### PROBLEM DETAILS
Go line by line through the entries below and count those containing the string "color"; give only the count.

### ENTRIES SUPPLIED
>>>

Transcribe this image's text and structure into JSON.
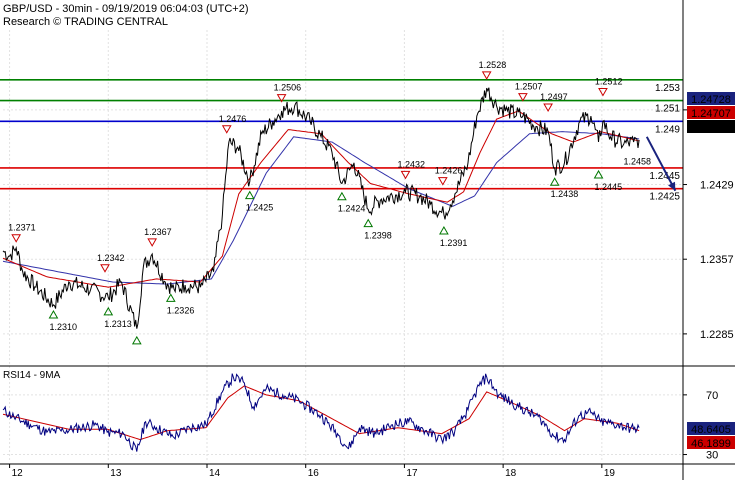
{
  "header": {
    "line1": "GBP/USD - 30min - 09/19/2019 06:04:03 (UTC+2)",
    "line2": "Research © TRADING CENTRAL"
  },
  "chart_data": {
    "type": "line",
    "main": {
      "series": [
        {
          "role": "price",
          "color": "#000000"
        },
        {
          "role": "ma-fast",
          "color": "#cc0000"
        },
        {
          "role": "ma-slow",
          "color": "#3333aa"
        }
      ],
      "ylim": [
        1.2255,
        1.2578
      ],
      "y_ticks": [
        1.2501,
        1.2429,
        1.2357,
        1.2285
      ],
      "y_tick_labels": [
        "1.2501",
        "1.2429",
        "1.2357",
        "1.2285"
      ],
      "x_ticks": [
        {
          "t": 6,
          "label": "12"
        },
        {
          "t": 96,
          "label": "13"
        },
        {
          "t": 186,
          "label": "14"
        },
        {
          "t": 276,
          "label": "16"
        },
        {
          "t": 366,
          "label": "17"
        },
        {
          "t": 456,
          "label": "18"
        },
        {
          "t": 546,
          "label": "19"
        }
      ],
      "levels": [
        {
          "value": 1.253,
          "label": "1.253",
          "color": "#008000"
        },
        {
          "value": 1.251,
          "label": "1.251",
          "color": "#008000"
        },
        {
          "value": 1.249,
          "label": "1.249",
          "color": "#0000cc"
        },
        {
          "value": 1.2445,
          "label": "1.2445",
          "color": "#dd0000"
        },
        {
          "value": 1.2425,
          "label": "1.2425",
          "color": "#dd0000"
        }
      ],
      "price_boxes": [
        {
          "value": 1.24728,
          "label": "1.24728",
          "bg": "#1a237e"
        },
        {
          "value": 1.24707,
          "label": "1.24707",
          "bg": "#cc0000"
        },
        {
          "value": 1.247,
          "label": "1.247",
          "bg": "#000000"
        }
      ],
      "annotations": [
        {
          "t": 12,
          "v": 1.2371,
          "label": "1.2371",
          "kind": "high"
        },
        {
          "t": 46,
          "v": 1.231,
          "label": "1.2310",
          "kind": "low"
        },
        {
          "t": 93,
          "v": 1.2342,
          "label": "1.2342",
          "kind": "high"
        },
        {
          "t": 96,
          "v": 1.2313,
          "label": "1.2313",
          "kind": "low"
        },
        {
          "t": 122,
          "v": 1.2285,
          "label": "",
          "kind": "low"
        },
        {
          "t": 136,
          "v": 1.2367,
          "label": "1.2367",
          "kind": "high"
        },
        {
          "t": 153,
          "v": 1.2326,
          "label": "1.2326",
          "kind": "low"
        },
        {
          "t": 204,
          "v": 1.2476,
          "label": "1.2476",
          "kind": "high"
        },
        {
          "t": 225,
          "v": 1.2425,
          "label": "1.2425",
          "kind": "low"
        },
        {
          "t": 254,
          "v": 1.2506,
          "label": "1.2506",
          "kind": "high"
        },
        {
          "t": 309,
          "v": 1.2424,
          "label": "1.2424",
          "kind": "low"
        },
        {
          "t": 333,
          "v": 1.2398,
          "label": "1.2398",
          "kind": "low"
        },
        {
          "t": 367,
          "v": 1.2432,
          "label": "1.2432",
          "kind": "high"
        },
        {
          "t": 401,
          "v": 1.2426,
          "label": "1.2426",
          "kind": "high"
        },
        {
          "t": 402,
          "v": 1.2391,
          "label": "1.2391",
          "kind": "low"
        },
        {
          "t": 441,
          "v": 1.2528,
          "label": "1.2528",
          "kind": "high"
        },
        {
          "t": 474,
          "v": 1.2507,
          "label": "1.2507",
          "kind": "high"
        },
        {
          "t": 497,
          "v": 1.2497,
          "label": "1.2497",
          "kind": "high"
        },
        {
          "t": 503,
          "v": 1.2438,
          "label": "1.2438",
          "kind": "low"
        },
        {
          "t": 547,
          "v": 1.2512,
          "label": "1.2512",
          "kind": "high"
        },
        {
          "t": 543,
          "v": 1.2445,
          "label": "1.2445",
          "kind": "low"
        },
        {
          "t": 573,
          "v": 1.2458,
          "label": "1.2458",
          "kind": "label"
        }
      ],
      "forecast_arrow": {
        "from": {
          "t": 587,
          "v": 1.2475
        },
        "to": {
          "t": 613,
          "v": 1.2423
        }
      }
    },
    "rsi": {
      "title": "RSI14 - 9MA",
      "ylim": [
        25,
        88
      ],
      "y_ticks": [
        70,
        30
      ],
      "y_tick_labels": [
        "70",
        "30"
      ],
      "boxes": [
        {
          "value": 48.6405,
          "label": "48.6405",
          "bg": "#1a237e"
        },
        {
          "value": 46.1899,
          "label": "46.1899",
          "bg": "#cc0000"
        }
      ]
    },
    "anchors": {
      "price": [
        [
          0,
          1.2365
        ],
        [
          6,
          1.236
        ],
        [
          12,
          1.2368
        ],
        [
          18,
          1.2345
        ],
        [
          30,
          1.233
        ],
        [
          46,
          1.2313
        ],
        [
          60,
          1.2335
        ],
        [
          80,
          1.2328
        ],
        [
          96,
          1.232
        ],
        [
          108,
          1.2335
        ],
        [
          122,
          1.229
        ],
        [
          128,
          1.235
        ],
        [
          136,
          1.2362
        ],
        [
          148,
          1.2335
        ],
        [
          156,
          1.2328
        ],
        [
          166,
          1.2332
        ],
        [
          180,
          1.233
        ],
        [
          192,
          1.2345
        ],
        [
          200,
          1.24
        ],
        [
          206,
          1.247
        ],
        [
          214,
          1.2465
        ],
        [
          225,
          1.2432
        ],
        [
          236,
          1.2478
        ],
        [
          246,
          1.249
        ],
        [
          254,
          1.25
        ],
        [
          266,
          1.2505
        ],
        [
          280,
          1.249
        ],
        [
          290,
          1.2475
        ],
        [
          300,
          1.246
        ],
        [
          309,
          1.243
        ],
        [
          320,
          1.245
        ],
        [
          333,
          1.2405
        ],
        [
          345,
          1.2415
        ],
        [
          367,
          1.2422
        ],
        [
          380,
          1.2418
        ],
        [
          390,
          1.241
        ],
        [
          402,
          1.24
        ],
        [
          412,
          1.242
        ],
        [
          424,
          1.245
        ],
        [
          432,
          1.2495
        ],
        [
          441,
          1.2522
        ],
        [
          450,
          1.2505
        ],
        [
          460,
          1.25
        ],
        [
          474,
          1.2495
        ],
        [
          486,
          1.2485
        ],
        [
          497,
          1.248
        ],
        [
          503,
          1.2445
        ],
        [
          512,
          1.245
        ],
        [
          526,
          1.249
        ],
        [
          536,
          1.2495
        ],
        [
          543,
          1.247
        ],
        [
          547,
          1.249
        ],
        [
          554,
          1.2475
        ],
        [
          566,
          1.2468
        ],
        [
          575,
          1.247
        ],
        [
          580,
          1.2472
        ]
      ],
      "ma_fast": [
        [
          0,
          1.2358
        ],
        [
          40,
          1.234
        ],
        [
          96,
          1.233
        ],
        [
          140,
          1.2338
        ],
        [
          180,
          1.2335
        ],
        [
          200,
          1.236
        ],
        [
          215,
          1.242
        ],
        [
          235,
          1.245
        ],
        [
          260,
          1.2482
        ],
        [
          290,
          1.2478
        ],
        [
          315,
          1.245
        ],
        [
          335,
          1.243
        ],
        [
          370,
          1.242
        ],
        [
          405,
          1.2412
        ],
        [
          420,
          1.2422
        ],
        [
          435,
          1.246
        ],
        [
          450,
          1.2492
        ],
        [
          470,
          1.25
        ],
        [
          500,
          1.2478
        ],
        [
          520,
          1.247
        ],
        [
          545,
          1.248
        ],
        [
          580,
          1.2471
        ]
      ],
      "ma_slow": [
        [
          0,
          1.2355
        ],
        [
          50,
          1.2345
        ],
        [
          100,
          1.2335
        ],
        [
          150,
          1.2333
        ],
        [
          190,
          1.2338
        ],
        [
          210,
          1.2375
        ],
        [
          240,
          1.244
        ],
        [
          265,
          1.2475
        ],
        [
          300,
          1.247
        ],
        [
          330,
          1.245
        ],
        [
          370,
          1.2425
        ],
        [
          410,
          1.2408
        ],
        [
          430,
          1.2418
        ],
        [
          450,
          1.245
        ],
        [
          480,
          1.2478
        ],
        [
          510,
          1.248
        ],
        [
          545,
          1.2478
        ],
        [
          580,
          1.2473
        ]
      ],
      "rsi": [
        [
          0,
          60
        ],
        [
          10,
          55
        ],
        [
          25,
          50
        ],
        [
          40,
          45
        ],
        [
          55,
          46
        ],
        [
          70,
          48
        ],
        [
          85,
          50
        ],
        [
          95,
          45
        ],
        [
          110,
          44
        ],
        [
          122,
          32
        ],
        [
          130,
          52
        ],
        [
          140,
          48
        ],
        [
          155,
          42
        ],
        [
          170,
          48
        ],
        [
          185,
          50
        ],
        [
          200,
          72
        ],
        [
          210,
          82
        ],
        [
          220,
          78
        ],
        [
          228,
          62
        ],
        [
          240,
          74
        ],
        [
          255,
          70
        ],
        [
          270,
          66
        ],
        [
          290,
          56
        ],
        [
          305,
          44
        ],
        [
          315,
          34
        ],
        [
          325,
          48
        ],
        [
          340,
          44
        ],
        [
          355,
          50
        ],
        [
          370,
          52
        ],
        [
          385,
          46
        ],
        [
          400,
          40
        ],
        [
          412,
          46
        ],
        [
          424,
          60
        ],
        [
          434,
          76
        ],
        [
          441,
          82
        ],
        [
          452,
          70
        ],
        [
          470,
          62
        ],
        [
          490,
          54
        ],
        [
          503,
          42
        ],
        [
          512,
          40
        ],
        [
          525,
          56
        ],
        [
          536,
          58
        ],
        [
          545,
          52
        ],
        [
          560,
          50
        ],
        [
          575,
          47
        ],
        [
          580,
          48
        ]
      ],
      "rsi_ma": [
        [
          0,
          57
        ],
        [
          30,
          52
        ],
        [
          60,
          47
        ],
        [
          95,
          47
        ],
        [
          125,
          40
        ],
        [
          150,
          46
        ],
        [
          185,
          48
        ],
        [
          205,
          68
        ],
        [
          220,
          76
        ],
        [
          240,
          70
        ],
        [
          270,
          66
        ],
        [
          300,
          54
        ],
        [
          325,
          44
        ],
        [
          360,
          48
        ],
        [
          400,
          44
        ],
        [
          425,
          54
        ],
        [
          441,
          72
        ],
        [
          460,
          66
        ],
        [
          490,
          56
        ],
        [
          512,
          46
        ],
        [
          530,
          54
        ],
        [
          560,
          51
        ],
        [
          580,
          46
        ]
      ]
    }
  }
}
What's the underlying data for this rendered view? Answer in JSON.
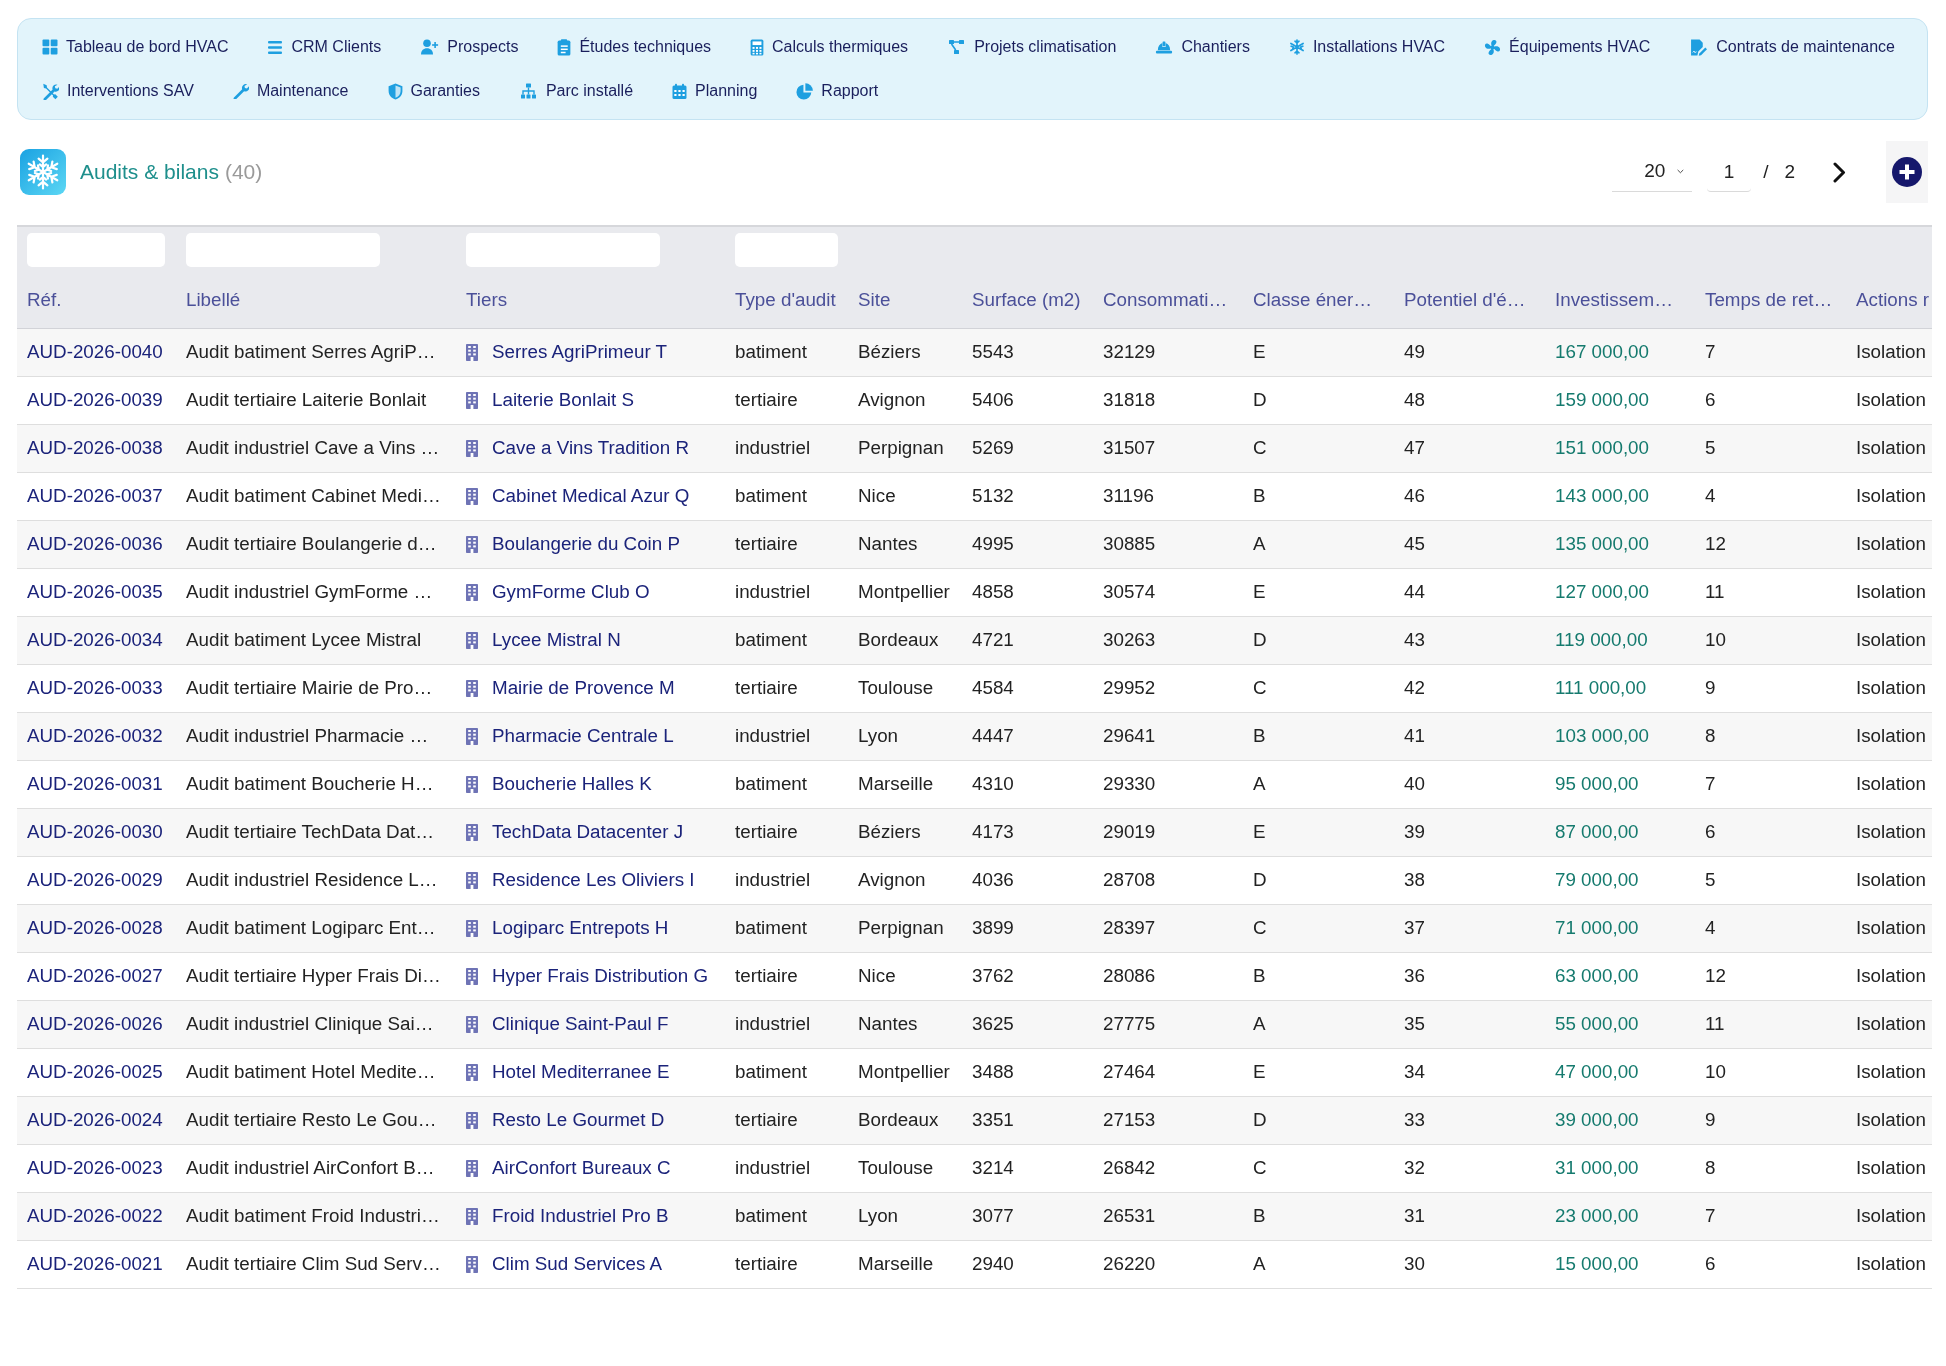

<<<

### OUTPUT FOR THIS TASK
8